    That’s the main purpose of the injection clinics found in Europe, of course- because as a rule, needle users can’t be trusted to even find a place to safely dispose of their sharps.

    Considering that something like 2/3 of injection drug users in California are Hep C positive, that is not a schoolmarmish nanny-state concern. The idea that needle exchange offers a foolproof solution to that problem is a fantasy-

    “Young injection drug users (IDUs) in San Francisco may
    be at high risk for hepatitis C virus (HCV) infection despite access to several needle exchange venues…Since tests to detect anti-
    body to HCV (anti-HCV) became available in 1990,2 multiple
    studies have found that 50% to 95% of IDUs are anti-HCV
    seropositive…”

    http://scholar.google.com/scholar?hl=en&client=firefox-a&channel=s&rls=org.mozilla:en-US:official&hs=CZP&q=author:%22Hahn%22+intitle:%22Hepatitis+C+virus+infection+and+needle+exchange+use+…%22+&um=1&ie=UTF-8&oi=scholarr

    50-90% Hepatitis C positive. That’s a PUBLIC health problem, not a private health problem.

    “Most Americans don’t know anything about heroin or junkies outside of what prohibition has shown us. Before prohibition many artists and writers indulged in public places like the Chelsea Hotel and the Hashish Club…”

    DdC, putting “Hashish Club” in there is a flat-out non sequitur.

    And the fact is that the entire human experience of concentrated, purified opiates is only of about two centuries duration. There was never any halcyon pre-prohibition era where no one ever OD’ed or suffered adverse consequences from addiction. I’ve thought through my position on the matter, not with the idea of imposing a moral prohibition, but in light of the practical consequences for public health. It’s as liberal as I care to get.

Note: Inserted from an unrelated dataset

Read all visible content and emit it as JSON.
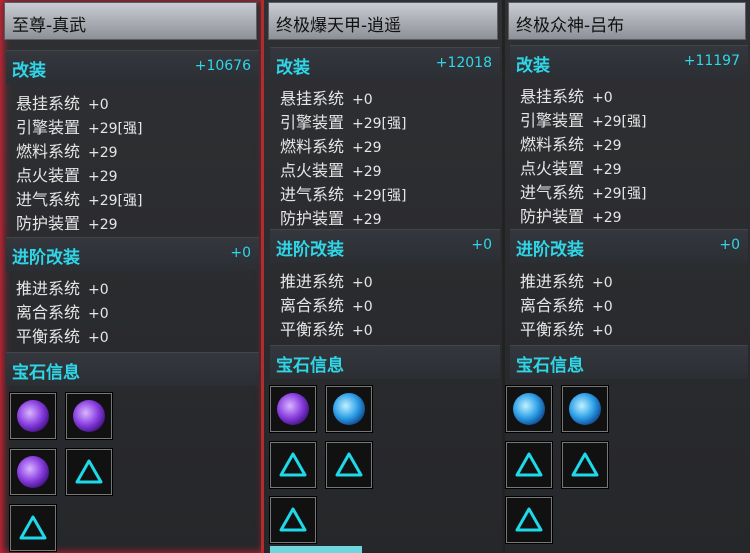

    I think that it’s absurd to expect that legal drugs would ever even be as inexpensive as a bottle of whiskey, much less “$19 an ounce.”

    I don’t need needles on my beaches.

    I don’t need my tax dollars supporting someone’s volunteered slavery at a publically funded injection clinic.

    And I don’t like the idea of seeing my friends or relatives slipping into drug addiction, through easy access to unlimited quantities of powerful opiates. It isn’t a “deficiency disease”- not in the usual sense. Not for most people. As David Smith MD, founder of the Haight-Ashbury Free Clinic- and husband of a recovering drug addict- puts it, “there’s a large number of people out there with a taste for heroin.” It’s a taste. A choice, that turns into a no-choice.

    Heroin addiction is no picnic. It induces withdrawal from the world. Even granting that opiate use in and of itself doesn’t lead to organ damage: drug addicts have a way of grossly neglecting their health. Many of them have trouble caring enough about themselves to bathe, take care of their oral hygiene, or to get even minimal exercise or adequate nutrition. That isn’t a stereotype, it’s an epidemiological fact. The exceptions do not abrogate the rule, any more than the fact that some people survive typhus or dengue fever indicates that those are harmless diseases.